Be aware that wrists, ankles, neck and skull (particularly if you’re bald) have a lot of blood vessels close to the surface, so having them exposed makes a ridiculously big difference to overall and extremity warmth. While long gloves, tall collars, winter boots etc all help, a Buff round your neck/under your helmet or home made leg/arm warmers cut from old baselayers can make a massive difference for bugger all cash.

If I had to pick a single miracle piece to add to your winter wardrobe, thin silk liner gloves add an insane amount of warmth to any glove without excess bulk and loss of feedback.

Mountain bike on icy puddle

Whether it's a scenic shot, a wipe out, a mechanical or a social, start thinking about staying warm as soon as you stop (Image credit: GuyKesTV)

Ride stops

Whether it’s mechanicals, snack stops or waiting at the top of climbs / bottom of descents think about what’s likely to happen next. If you’ll be stopped for a few minutes then zip up or add layers to keep warm. If you’ve just climbed hard, let some heat escape but don’t over chill if you’ve got a long descent next.

The golden rule of mountaineering is never put your gloves on the floor when you take them off and it’s the same for winter mountain biking. Stuff them in your pockets or even down your shorts to keep you warm. Even if you keep your gloves on, stuff your hands into your armpits for warmth while you're waiting.

If your toes are numb from not doing much while pedaling have a little dance or hop around to get them flexing and feed hot blood round.

ALWAYS pack a ‘faff jacket’ (thanks to Dave from Corris for that phrase) to pull on just in case you’re not moving and getting cold for longer than expected too. If it’s a long wet ride, then it’s well worth taking spare gloves or even socks to swap into halfway round. 

Hot tip #4
If your hands are cold after a long descent then use your hot brake disc rotors to warm them up. Obviously, be super careful though as they can get incredibly hot on long or steep descents so need approaching with extreme caution.

Similarly, lights often get hot enough to use as hand warmers too, but again be careful to avoid melted gloves or burnt fingers.

Wearing kneepads like slippers to stay warm

You can thank me for this one when you're driving home with warm feet  (Image credit: GuyKesTV)

After the ride

Staying warm after a ride basically involves getting changed as fast and with as little exposure to cold as possible. If you can’t afford one of those fashionable changing robes then a big towel or old blanket – or my personal favorite an old lady’s quilted dressing gown – will do the same job fine for far less cash. Unless filth is a factor, get changed and warm before you start faffing with your bike. Save the post ride autopsy for the pub afterwards rather than chatting until your teeth are chattering.

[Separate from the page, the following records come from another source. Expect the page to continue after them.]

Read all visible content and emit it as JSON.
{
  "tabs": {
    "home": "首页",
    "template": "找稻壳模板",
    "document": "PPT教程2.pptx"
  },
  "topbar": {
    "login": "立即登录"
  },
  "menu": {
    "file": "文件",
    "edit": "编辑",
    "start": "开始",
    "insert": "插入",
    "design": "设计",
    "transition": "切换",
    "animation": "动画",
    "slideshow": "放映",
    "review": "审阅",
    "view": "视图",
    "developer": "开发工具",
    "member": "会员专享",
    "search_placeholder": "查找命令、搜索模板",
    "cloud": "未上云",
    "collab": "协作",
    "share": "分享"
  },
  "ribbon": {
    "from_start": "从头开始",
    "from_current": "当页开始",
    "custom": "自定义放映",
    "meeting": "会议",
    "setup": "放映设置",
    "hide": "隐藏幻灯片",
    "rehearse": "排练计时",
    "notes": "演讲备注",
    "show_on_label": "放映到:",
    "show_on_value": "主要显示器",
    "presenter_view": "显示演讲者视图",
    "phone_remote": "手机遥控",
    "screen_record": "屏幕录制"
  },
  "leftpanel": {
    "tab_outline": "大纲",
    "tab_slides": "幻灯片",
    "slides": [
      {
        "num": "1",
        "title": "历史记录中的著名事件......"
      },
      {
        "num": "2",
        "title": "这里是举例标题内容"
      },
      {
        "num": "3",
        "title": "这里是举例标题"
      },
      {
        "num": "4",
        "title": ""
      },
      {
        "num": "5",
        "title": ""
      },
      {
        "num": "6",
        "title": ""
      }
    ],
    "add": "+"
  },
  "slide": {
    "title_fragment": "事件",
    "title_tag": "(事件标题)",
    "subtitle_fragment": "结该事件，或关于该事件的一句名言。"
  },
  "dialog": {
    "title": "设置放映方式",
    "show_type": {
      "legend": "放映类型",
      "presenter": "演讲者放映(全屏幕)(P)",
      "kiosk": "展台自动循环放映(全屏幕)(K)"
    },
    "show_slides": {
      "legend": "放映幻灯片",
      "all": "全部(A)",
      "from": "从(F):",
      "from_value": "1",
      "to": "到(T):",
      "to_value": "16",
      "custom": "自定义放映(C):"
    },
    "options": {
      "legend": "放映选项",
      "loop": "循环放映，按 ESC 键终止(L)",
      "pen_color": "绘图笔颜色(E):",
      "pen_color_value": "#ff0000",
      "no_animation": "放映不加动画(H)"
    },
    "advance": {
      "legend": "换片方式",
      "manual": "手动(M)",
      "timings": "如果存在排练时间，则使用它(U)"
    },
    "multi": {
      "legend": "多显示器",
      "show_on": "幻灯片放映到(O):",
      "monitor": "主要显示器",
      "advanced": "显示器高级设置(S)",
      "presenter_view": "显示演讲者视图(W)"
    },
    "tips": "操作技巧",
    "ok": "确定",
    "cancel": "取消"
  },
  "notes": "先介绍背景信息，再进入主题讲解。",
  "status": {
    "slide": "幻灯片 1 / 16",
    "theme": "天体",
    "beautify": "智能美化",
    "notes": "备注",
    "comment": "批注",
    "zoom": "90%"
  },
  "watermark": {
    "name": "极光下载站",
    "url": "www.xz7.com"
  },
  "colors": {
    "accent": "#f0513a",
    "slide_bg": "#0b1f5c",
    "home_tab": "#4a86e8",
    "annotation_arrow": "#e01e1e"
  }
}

Hot tip #5
I only discovered this hack accidentally last winter but I think it might actually be my favorite one of all. When you’re peeling off after a ride don’t pull your kneepads completely off while you drop your drawers. Instead pull them down over your feet and stand in them like blissfully cosy (if slightly sweaty) slippers while you get your kit together.

Guy Kesteven

Guy has been working on Bike Perfect since launch in 2019. He started writing and testing for bike mags in 1996. Since then he’s written several million words about several thousand test bikes and a ridiculous amount of riding gear. To make sure he rarely sleeps and to fund his custom tandem habit, he’s also penned a handful of bike-related books and talks to a GoPro for YouTube, too.

Current rides: Cervelo ZFS-5, Specialized Chisel, custom Nicolai enduro tandem, Landescape/Swallow custom gravel tandem

Height: 180cm

Weight: 69kg